And yet despite its pseudo-black-market status, or maybe because of it, we quest for the weirdest fanfic in the galaxy. I found the Star Wars Chicks website (www.starwarschicks.com), complete with erotic stories from a group called the Sith Chicks. Who knew that Darth Maul could be an object of desire? For alien-lovers, there's also Alf porn fanfic (www.writings.com/fd/Alf1.txt.html); elsewhere you can find Alf erotic drawings complete with a distinctly Alf-like penis with little furry stripes to match his nose.

Just a few days ago, Charles found the Strangest Fanfic Known to Earthlings. Let us now praise Staked Blake (www.hermit.org/Blakes7/Fanzines/Judiths/Staked.html), a fanfic zine that, so far, no entertainment conglomerates have dared to call a derivative work. Who would want to admit their show could spawn such terrifying offspring? You don't want to believe it, but nevertheless it's true. Some demented fans have combined the characters from dark British sci-fi show Blake's 7 with the characters from Buffy.

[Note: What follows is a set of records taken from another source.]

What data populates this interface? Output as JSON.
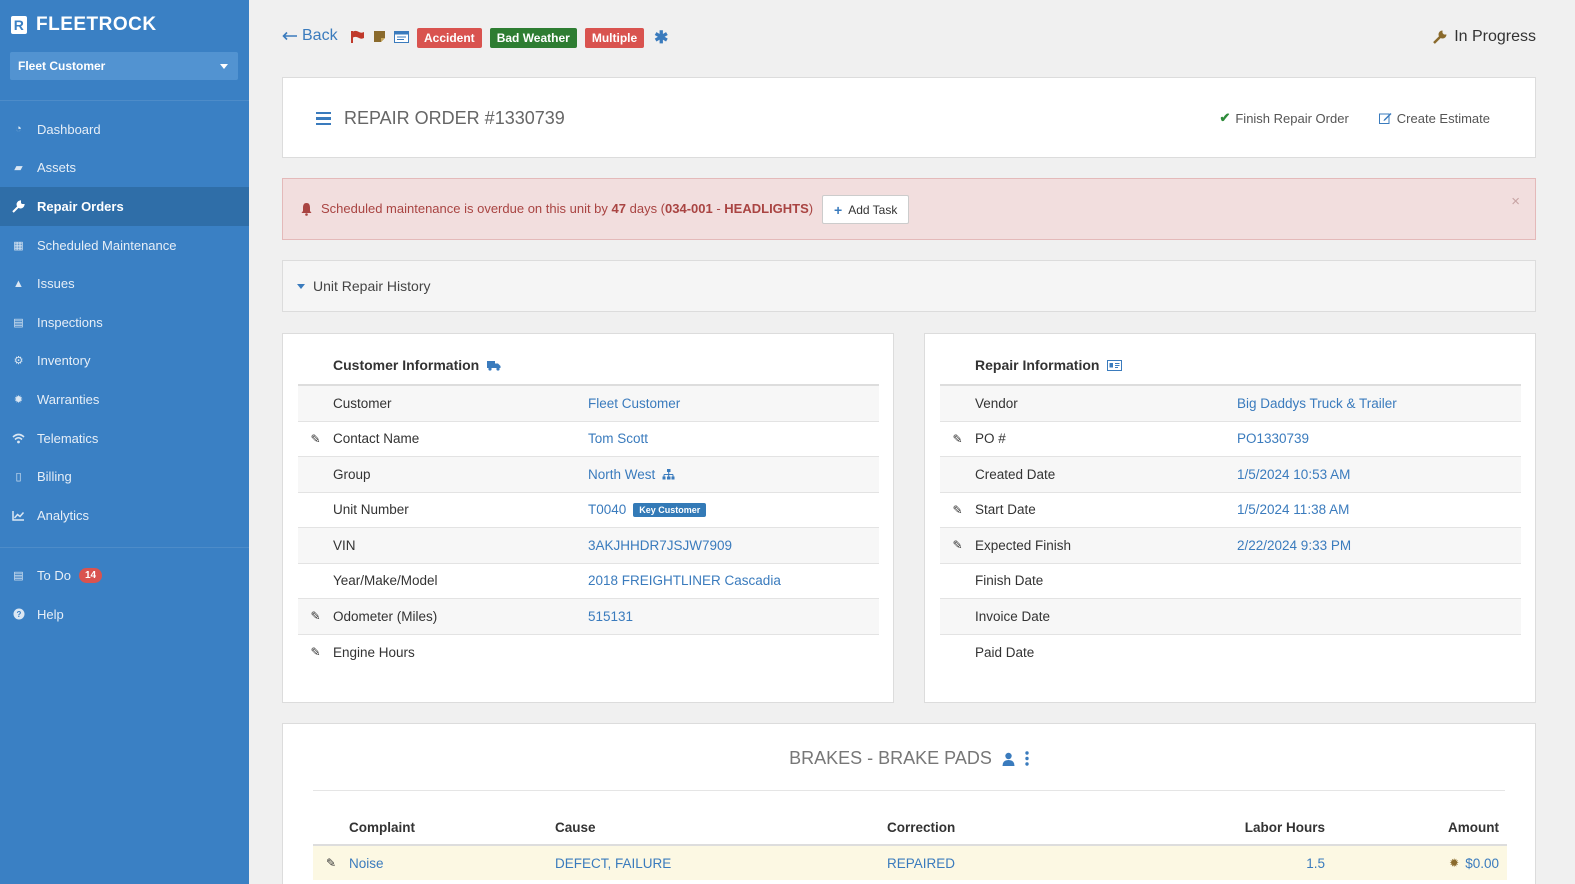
{
  "brand": {
    "name": "FLEETROCK",
    "logo_letter": "R"
  },
  "customer_select": {
    "value": "Fleet Customer"
  },
  "nav": {
    "items": [
      {
        "label": "Dashboard",
        "icon": "dashboard-icon"
      },
      {
        "label": "Assets",
        "icon": "truck-icon"
      },
      {
        "label": "Repair Orders",
        "icon": "wrench-icon",
        "active": true
      },
      {
        "label": "Scheduled Maintenance",
        "icon": "calendar-icon"
      },
      {
        "label": "Issues",
        "icon": "warning-icon"
      },
      {
        "label": "Inspections",
        "icon": "list-icon"
      },
      {
        "label": "Inventory",
        "icon": "gears-icon"
      },
      {
        "label": "Warranties",
        "icon": "certificate-icon"
      },
      {
        "label": "Telematics",
        "icon": "wifi-icon"
      },
      {
        "label": "Billing",
        "icon": "file-icon"
      },
      {
        "label": "Analytics",
        "icon": "chart-icon"
      }
    ],
    "todo": {
      "label": "To Do",
      "count": "14"
    },
    "help": {
      "label": "Help"
    }
  },
  "topbar": {
    "back_label": "Back",
    "tags": [
      {
        "label": "Accident",
        "color": "#d9534f"
      },
      {
        "label": "Bad Weather",
        "color": "#2e7d32"
      },
      {
        "label": "Multiple",
        "color": "#d9534f"
      }
    ],
    "status": "In Progress"
  },
  "repair_order": {
    "title": "REPAIR ORDER #1330739",
    "finish_label": "Finish Repair Order",
    "estimate_label": "Create Estimate"
  },
  "alert": {
    "prefix": "Scheduled maintenance is overdue on this unit by ",
    "days": "47",
    "middle": " days (",
    "code": "034-001",
    "dash": " - ",
    "item": "HEADLIGHTS",
    "suffix": ")",
    "add_task_label": "Add Task",
    "close_glyph": "×"
  },
  "history": {
    "label": "Unit Repair History"
  },
  "customer_info": {
    "title": "Customer Information",
    "rows": [
      {
        "label": "Customer",
        "value": "Fleet Customer"
      },
      {
        "label": "Contact Name",
        "value": "Tom Scott"
      },
      {
        "label": "Group",
        "value": "North West"
      },
      {
        "label": "Unit Number",
        "value": "T0040",
        "badge": "Key Customer"
      },
      {
        "label": "VIN",
        "value": "3AKJHHDR7JSJW7909"
      },
      {
        "label": "Year/Make/Model",
        "value": "2018 FREIGHTLINER Cascadia"
      },
      {
        "label": "Odometer (Miles)",
        "value": "515131"
      },
      {
        "label": "Engine Hours",
        "value": ""
      }
    ]
  },
  "repair_info": {
    "title": "Repair Information",
    "rows": [
      {
        "label": "Vendor",
        "value": "Big Daddys Truck & Trailer"
      },
      {
        "label": "PO #",
        "value": "PO1330739"
      },
      {
        "label": "Created Date",
        "value": "1/5/2024 10:53 AM"
      },
      {
        "label": "Start Date",
        "value": "1/5/2024 11:38 AM"
      },
      {
        "label": "Expected Finish",
        "value": "2/22/2024 9:33 PM"
      },
      {
        "label": "Finish Date",
        "value": ""
      },
      {
        "label": "Invoice Date",
        "value": ""
      },
      {
        "label": "Paid Date",
        "value": ""
      }
    ]
  },
  "job": {
    "title": "BRAKES - BRAKE PADS",
    "columns": {
      "complaint": "Complaint",
      "cause": "Cause",
      "correction": "Correction",
      "hours": "Labor Hours",
      "amount": "Amount"
    },
    "rows": [
      {
        "complaint": "Noise",
        "cause": "DEFECT, FAILURE",
        "correction": "REPAIRED",
        "hours": "1.5",
        "amount": "$0.00"
      }
    ]
  }
}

Not surprisingly, most of the episodes involve time travel and Blake's leather-clad master of sarcasm, Avon. A typical plotline: "When the crew of [Blake's ship] Liberator encounter a temporal warp, history is not what they expected." Based on some of the other plotlines, I'm pretty sure Willow is going to get it on with Avon. It's not the kind of thing I'd ever have imagined in a zillion years, and yet now I can't get it out of my mind.

I get shivers every time I imagine a world without fanfic, a world whose creativity has been so stymied by copyrights that Willow would never meet Avon, and Kirk would never look dreamily into his lover Spock's eyes. What would I do without fanfic? Shit, I might start having to watch TV again.


Annalee Newitz (slowzone@techsploitation.com) is a surly media nerd currently addicted to Vernor Vinge and who has Andrew Dalke to thank for it.


Send a letter to the editor about this story .

[ Silicon Valley | Metroactive Home | Archives ]


From the June 6-12, 2002 issue of Metro, Silicon Valley's Weekly Newspaper.

Copyright © Metro Publishing Inc. Metroactive is affiliated with the Boulevards Network.

For more information about the San Jose/Silicon Valley area, visit sanjose.com.




Foreclosures - Real Estate Investing
San Jose.com Real Estate